#### Task description
Among these entries, how many lines have the string "Linux" in them? Only the number is needed.

#### Extracted information
::::::::::
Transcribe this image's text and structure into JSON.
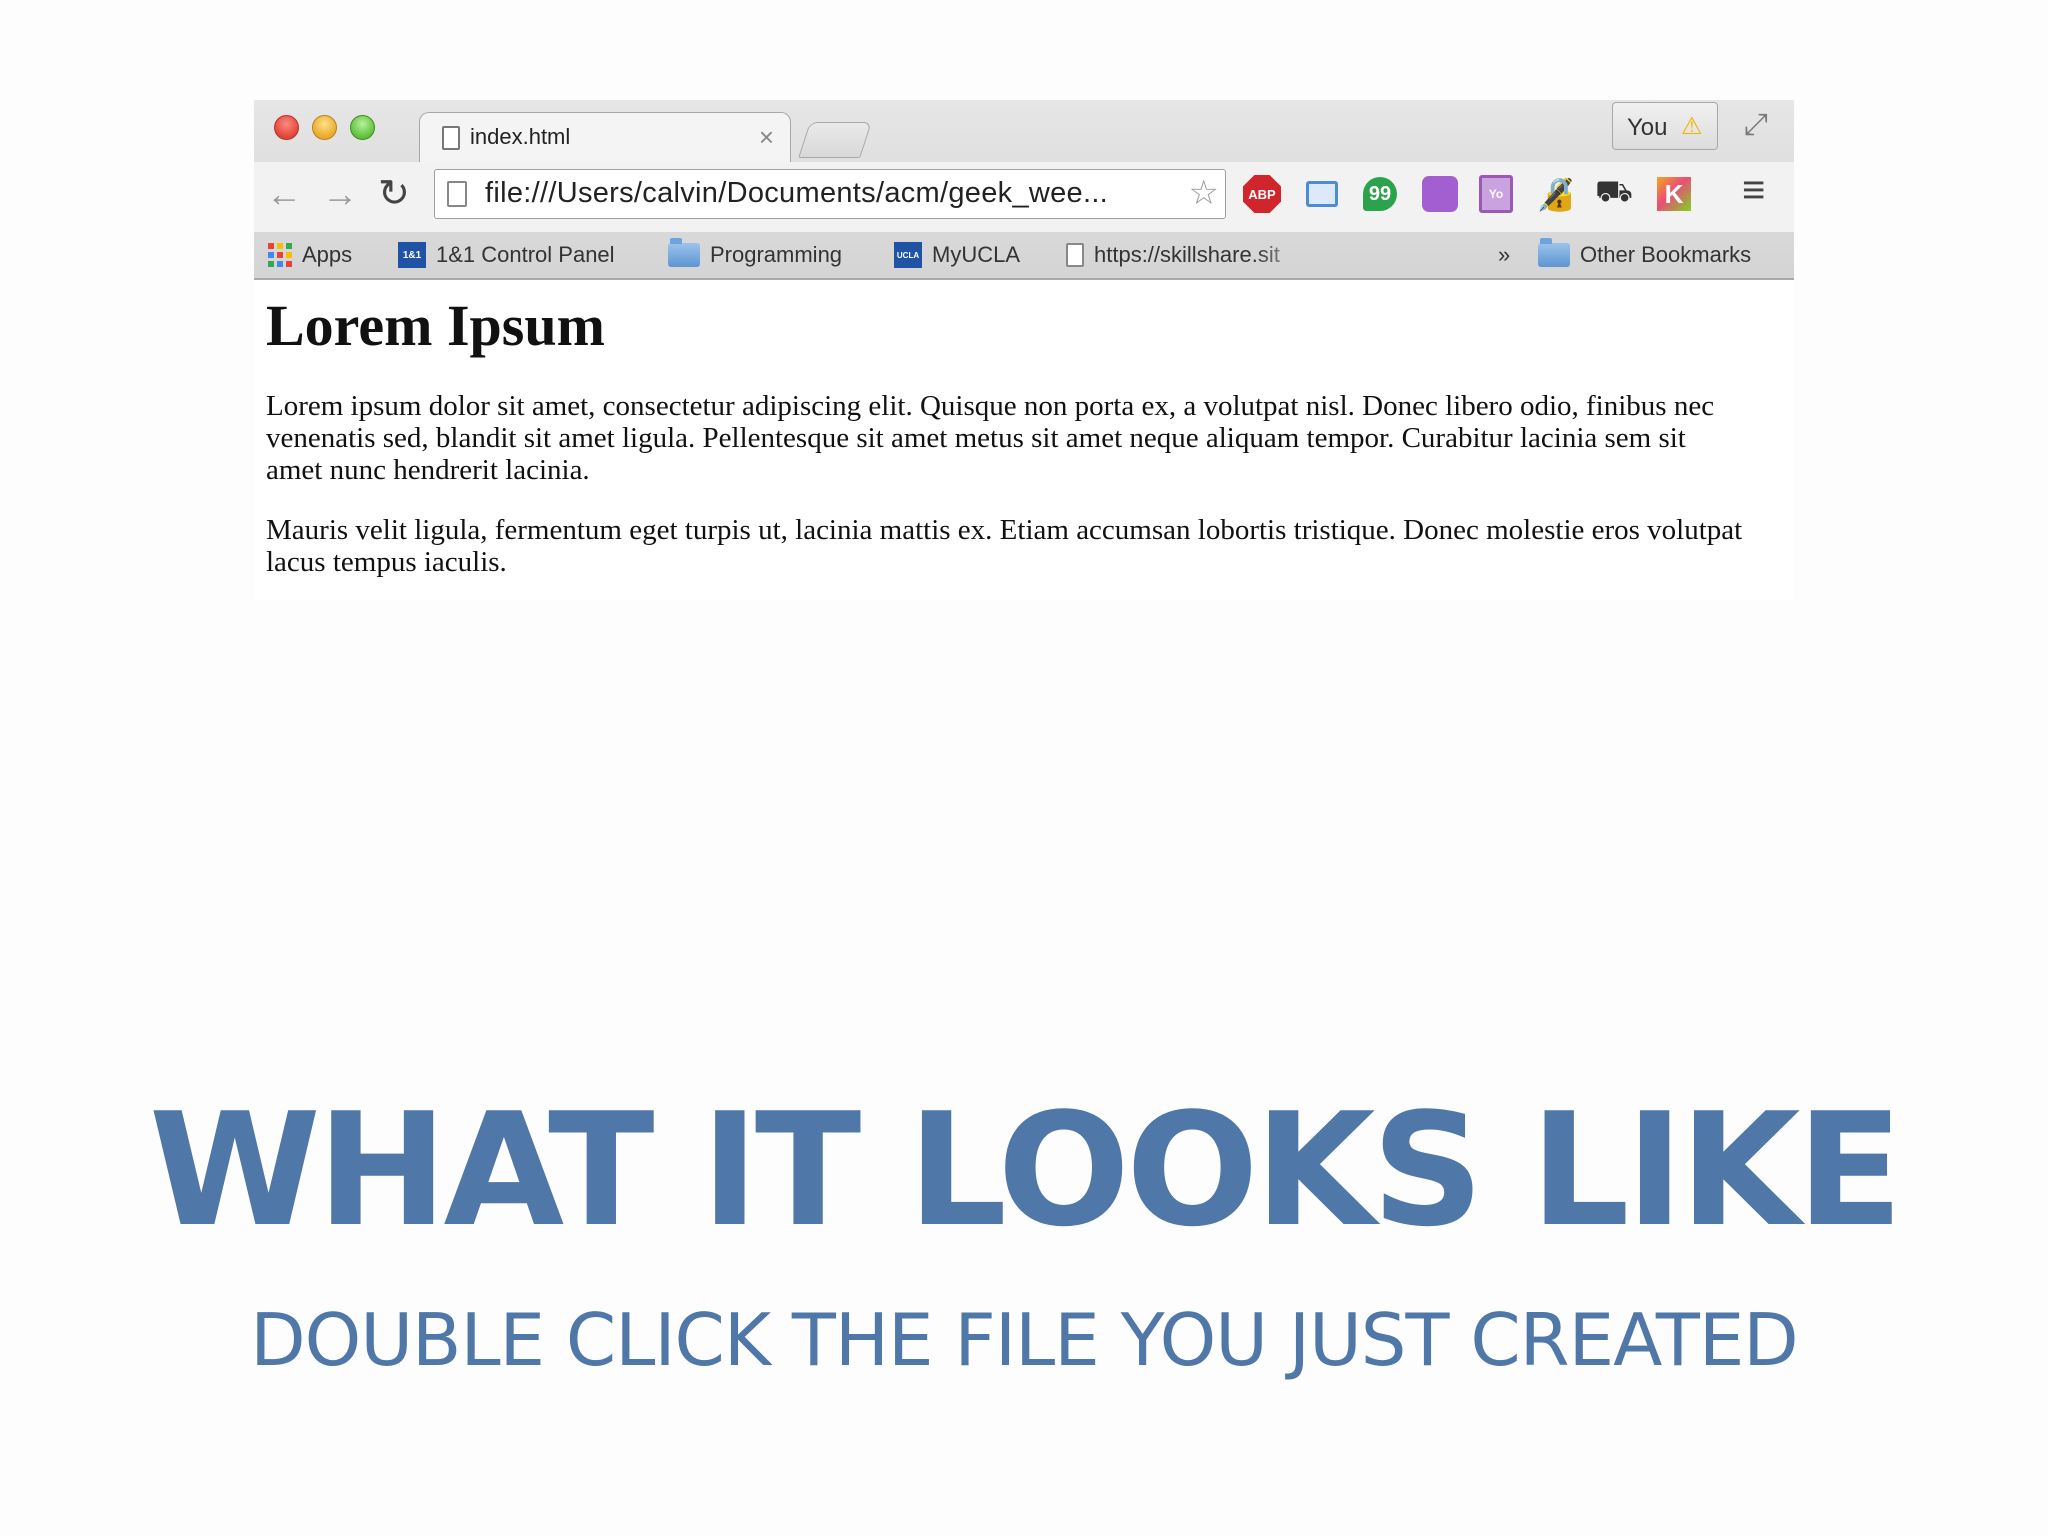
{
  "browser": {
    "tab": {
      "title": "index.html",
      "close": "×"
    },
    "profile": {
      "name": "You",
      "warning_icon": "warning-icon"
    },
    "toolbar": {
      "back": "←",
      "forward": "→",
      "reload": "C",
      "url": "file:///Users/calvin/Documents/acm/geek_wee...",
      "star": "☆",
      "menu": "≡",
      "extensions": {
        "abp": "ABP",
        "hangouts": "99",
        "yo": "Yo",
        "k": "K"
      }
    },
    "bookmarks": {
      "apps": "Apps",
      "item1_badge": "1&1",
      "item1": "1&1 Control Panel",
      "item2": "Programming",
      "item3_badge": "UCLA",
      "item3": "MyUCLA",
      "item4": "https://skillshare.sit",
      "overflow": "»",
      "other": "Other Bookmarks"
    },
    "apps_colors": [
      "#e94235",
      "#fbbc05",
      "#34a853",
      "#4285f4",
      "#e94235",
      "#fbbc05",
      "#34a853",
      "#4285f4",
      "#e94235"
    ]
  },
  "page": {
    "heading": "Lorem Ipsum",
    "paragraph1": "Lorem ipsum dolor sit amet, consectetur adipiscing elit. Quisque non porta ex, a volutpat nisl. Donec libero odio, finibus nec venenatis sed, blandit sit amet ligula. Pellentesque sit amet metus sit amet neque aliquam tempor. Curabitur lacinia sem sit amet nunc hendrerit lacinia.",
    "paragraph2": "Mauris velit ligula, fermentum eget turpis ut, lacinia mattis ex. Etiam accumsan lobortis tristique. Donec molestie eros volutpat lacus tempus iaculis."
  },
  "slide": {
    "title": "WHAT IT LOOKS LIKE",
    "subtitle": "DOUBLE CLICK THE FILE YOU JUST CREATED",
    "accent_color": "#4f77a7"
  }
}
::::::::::
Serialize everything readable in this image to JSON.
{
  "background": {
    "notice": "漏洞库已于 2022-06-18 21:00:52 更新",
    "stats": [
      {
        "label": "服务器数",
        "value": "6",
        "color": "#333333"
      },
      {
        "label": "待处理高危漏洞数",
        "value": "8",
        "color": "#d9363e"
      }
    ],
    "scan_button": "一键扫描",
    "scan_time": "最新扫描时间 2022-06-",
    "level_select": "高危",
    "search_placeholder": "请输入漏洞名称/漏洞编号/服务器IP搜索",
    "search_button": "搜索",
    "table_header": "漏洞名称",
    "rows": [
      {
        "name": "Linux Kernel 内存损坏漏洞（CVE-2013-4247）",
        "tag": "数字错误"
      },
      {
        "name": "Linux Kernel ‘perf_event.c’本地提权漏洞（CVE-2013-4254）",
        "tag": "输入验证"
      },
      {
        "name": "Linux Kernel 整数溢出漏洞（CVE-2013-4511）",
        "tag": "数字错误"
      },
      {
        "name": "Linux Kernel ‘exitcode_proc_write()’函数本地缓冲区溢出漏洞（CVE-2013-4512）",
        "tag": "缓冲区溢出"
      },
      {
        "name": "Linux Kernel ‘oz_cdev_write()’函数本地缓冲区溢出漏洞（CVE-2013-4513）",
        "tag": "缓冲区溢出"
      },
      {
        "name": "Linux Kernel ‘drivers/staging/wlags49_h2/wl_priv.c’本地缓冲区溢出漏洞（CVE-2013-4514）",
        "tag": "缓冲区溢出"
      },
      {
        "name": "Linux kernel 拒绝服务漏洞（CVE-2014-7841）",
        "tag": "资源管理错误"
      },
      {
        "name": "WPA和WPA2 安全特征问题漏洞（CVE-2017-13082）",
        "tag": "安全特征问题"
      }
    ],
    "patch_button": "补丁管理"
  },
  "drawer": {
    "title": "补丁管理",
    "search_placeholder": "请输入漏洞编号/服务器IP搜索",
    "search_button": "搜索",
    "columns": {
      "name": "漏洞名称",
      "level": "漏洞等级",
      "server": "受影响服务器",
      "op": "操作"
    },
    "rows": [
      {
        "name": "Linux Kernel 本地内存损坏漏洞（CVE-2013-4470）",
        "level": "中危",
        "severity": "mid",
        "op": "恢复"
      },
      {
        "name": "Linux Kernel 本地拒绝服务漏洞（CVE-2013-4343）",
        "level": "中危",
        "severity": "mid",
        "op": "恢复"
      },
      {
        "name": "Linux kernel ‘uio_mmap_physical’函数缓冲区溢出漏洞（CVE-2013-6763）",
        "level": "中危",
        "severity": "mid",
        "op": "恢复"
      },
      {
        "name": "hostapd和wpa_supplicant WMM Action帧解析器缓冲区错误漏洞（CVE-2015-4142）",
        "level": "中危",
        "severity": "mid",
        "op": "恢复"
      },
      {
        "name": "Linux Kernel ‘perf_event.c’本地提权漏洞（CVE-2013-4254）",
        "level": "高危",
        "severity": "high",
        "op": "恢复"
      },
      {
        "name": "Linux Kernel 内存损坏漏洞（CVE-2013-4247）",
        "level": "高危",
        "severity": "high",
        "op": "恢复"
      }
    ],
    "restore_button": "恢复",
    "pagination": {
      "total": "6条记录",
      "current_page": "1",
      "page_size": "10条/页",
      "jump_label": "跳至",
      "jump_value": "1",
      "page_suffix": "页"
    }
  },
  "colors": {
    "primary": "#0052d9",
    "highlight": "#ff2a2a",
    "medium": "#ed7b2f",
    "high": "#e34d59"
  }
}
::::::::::
#### Output below
12